What this task involves: Write the records out once more, exactly as they are given.
• • •
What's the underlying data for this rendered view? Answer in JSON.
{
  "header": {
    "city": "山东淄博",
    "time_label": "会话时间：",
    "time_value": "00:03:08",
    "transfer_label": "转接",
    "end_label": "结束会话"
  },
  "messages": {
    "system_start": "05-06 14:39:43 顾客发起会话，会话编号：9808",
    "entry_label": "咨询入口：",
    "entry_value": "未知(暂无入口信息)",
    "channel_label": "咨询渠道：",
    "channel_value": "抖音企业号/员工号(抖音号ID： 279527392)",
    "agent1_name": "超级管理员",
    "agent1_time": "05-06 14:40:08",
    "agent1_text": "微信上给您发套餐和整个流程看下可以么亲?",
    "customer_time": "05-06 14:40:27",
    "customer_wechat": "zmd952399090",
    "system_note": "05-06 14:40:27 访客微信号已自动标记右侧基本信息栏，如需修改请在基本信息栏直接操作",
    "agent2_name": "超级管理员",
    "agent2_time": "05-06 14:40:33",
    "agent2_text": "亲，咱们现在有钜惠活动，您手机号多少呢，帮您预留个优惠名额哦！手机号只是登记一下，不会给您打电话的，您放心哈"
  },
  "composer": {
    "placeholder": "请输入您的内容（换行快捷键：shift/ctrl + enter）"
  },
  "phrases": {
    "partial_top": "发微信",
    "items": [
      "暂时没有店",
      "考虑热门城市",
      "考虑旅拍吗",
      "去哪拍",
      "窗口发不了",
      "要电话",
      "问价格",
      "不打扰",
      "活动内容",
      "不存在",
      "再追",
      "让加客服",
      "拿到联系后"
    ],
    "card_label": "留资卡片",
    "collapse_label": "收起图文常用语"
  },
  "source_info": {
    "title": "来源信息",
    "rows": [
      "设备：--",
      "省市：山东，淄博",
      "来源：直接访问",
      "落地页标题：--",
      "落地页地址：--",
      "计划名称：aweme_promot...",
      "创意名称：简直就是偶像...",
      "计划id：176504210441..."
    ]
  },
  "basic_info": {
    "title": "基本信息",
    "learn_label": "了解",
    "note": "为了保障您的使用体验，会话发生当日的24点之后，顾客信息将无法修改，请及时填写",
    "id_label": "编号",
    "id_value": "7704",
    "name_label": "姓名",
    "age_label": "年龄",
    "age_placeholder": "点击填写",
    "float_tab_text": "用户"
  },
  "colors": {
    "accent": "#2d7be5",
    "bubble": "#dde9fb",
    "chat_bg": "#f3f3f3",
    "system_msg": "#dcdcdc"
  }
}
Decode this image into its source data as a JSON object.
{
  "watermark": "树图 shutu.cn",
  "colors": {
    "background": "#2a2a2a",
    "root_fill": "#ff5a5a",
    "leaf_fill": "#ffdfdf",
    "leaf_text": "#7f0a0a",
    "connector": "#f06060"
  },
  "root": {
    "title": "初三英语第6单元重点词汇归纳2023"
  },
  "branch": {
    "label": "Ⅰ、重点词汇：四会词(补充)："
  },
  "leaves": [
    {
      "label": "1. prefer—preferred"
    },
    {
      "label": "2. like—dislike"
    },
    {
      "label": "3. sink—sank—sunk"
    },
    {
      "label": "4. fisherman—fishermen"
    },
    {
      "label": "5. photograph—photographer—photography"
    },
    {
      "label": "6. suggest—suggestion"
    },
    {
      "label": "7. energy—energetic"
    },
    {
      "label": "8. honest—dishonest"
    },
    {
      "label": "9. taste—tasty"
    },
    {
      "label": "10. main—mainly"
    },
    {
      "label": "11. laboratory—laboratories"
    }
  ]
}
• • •
Finished task:
What's the underlying data for this rendered view? Answer in JSON.
{
  "header": {
    "city": "山东淄博",
    "time_label": "会话时间：",
    "time_value": "00:03:08",
    "transfer_label": "转接",
    "end_label": "结束会话"
  },
  "messages": {
    "system_start": "05-06 14:39:43 顾客发起会话，会话编号：9808",
    "entry_label": "咨询入口：",
    "entry_value": "未知(暂无入口信息)",
    "channel_label": "咨询渠道：",
    "channel_value": "抖音企业号/员工号(抖音号ID： 279527392)",
    "agent1_name": "超级管理员",
    "agent1_time": "05-06 14:40:08",
    "agent1_text": "微信上给您发套餐和整个流程看下可以么亲?",
    "customer_time": "05-06 14:40:27",
    "customer_wechat": "zmd952399090",
    "system_note": "05-06 14:40:27 访客微信号已自动标记右侧基本信息栏，如需修改请在基本信息栏直接操作",
    "agent2_name": "超级管理员",
    "agent2_time": "05-06 14:40:33",
    "agent2_text": "亲，咱们现在有钜惠活动，您手机号多少呢，帮您预留个优惠名额哦！手机号只是登记一下，不会给您打电话的，您放心哈"
  },
  "composer": {
    "placeholder": "请输入您的内容（换行快捷键：shift/ctrl + enter）"
  },
  "phrases": {
    "partial_top": "发微信",
    "items": [
      "暂时没有店",
      "考虑热门城市",
      "考虑旅拍吗",
      "去哪拍",
      "窗口发不了",
      "要电话",
      "问价格",
      "不打扰",
      "活动内容",
      "不存在",
      "再追",
      "让加客服",
      "拿到联系后"
    ],
    "card_label": "留资卡片",
    "collapse_label": "收起图文常用语"
  },
  "source_info": {
    "title": "来源信息",
    "rows": [
      "设备：--",
      "省市：山东，淄博",
      "来源：直接访问",
      "落地页标题：--",
      "落地页地址：--",
      "计划名称：aweme_promot...",
      "创意名称：简直就是偶像...",
      "计划id：176504210441..."
    ]
  },
  "basic_info": {
    "title": "基本信息",
    "learn_label": "了解",
    "note": "为了保障您的使用体验，会话发生当日的24点之后，顾客信息将无法修改，请及时填写",
    "id_label": "编号",
    "id_value": "7704",
    "name_label": "姓名",
    "age_label": "年龄",
    "age_placeholder": "点击填写",
    "float_tab_text": "用户"
  },
  "colors": {
    "accent": "#2d7be5",
    "bubble": "#dde9fb",
    "chat_bg": "#f3f3f3",
    "system_msg": "#dcdcdc"
  }
}
Decode this image into its source data as a JSON object.
{
  "watermark": "树图 shutu.cn",
  "colors": {
    "background": "#2a2a2a",
    "root_fill": "#ff5a5a",
    "leaf_fill": "#ffdfdf",
    "leaf_text": "#7f0a0a",
    "connector": "#f06060"
  },
  "root": {
    "title": "初三英语第6单元重点词汇归纳2023"
  },
  "branch": {
    "label": "Ⅰ、重点词汇：四会词(补充)："
  },
  "leaves": [
    {
      "label": "1. prefer—preferred"
    },
    {
      "label": "2. like—dislike"
    },
    {
      "label": "3. sink—sank—sunk"
    },
    {
      "label": "4. fisherman—fishermen"
    },
    {
      "label": "5. photograph—photographer—photography"
    },
    {
      "label": "6. suggest—suggestion"
    },
    {
      "label": "7. energy—energetic"
    },
    {
      "label": "8. honest—dishonest"
    },
    {
      "label": "9. taste—tasty"
    },
    {
      "label": "10. main—mainly"
    },
    {
      "label": "11. laboratory—laboratories"
    }
  ]
}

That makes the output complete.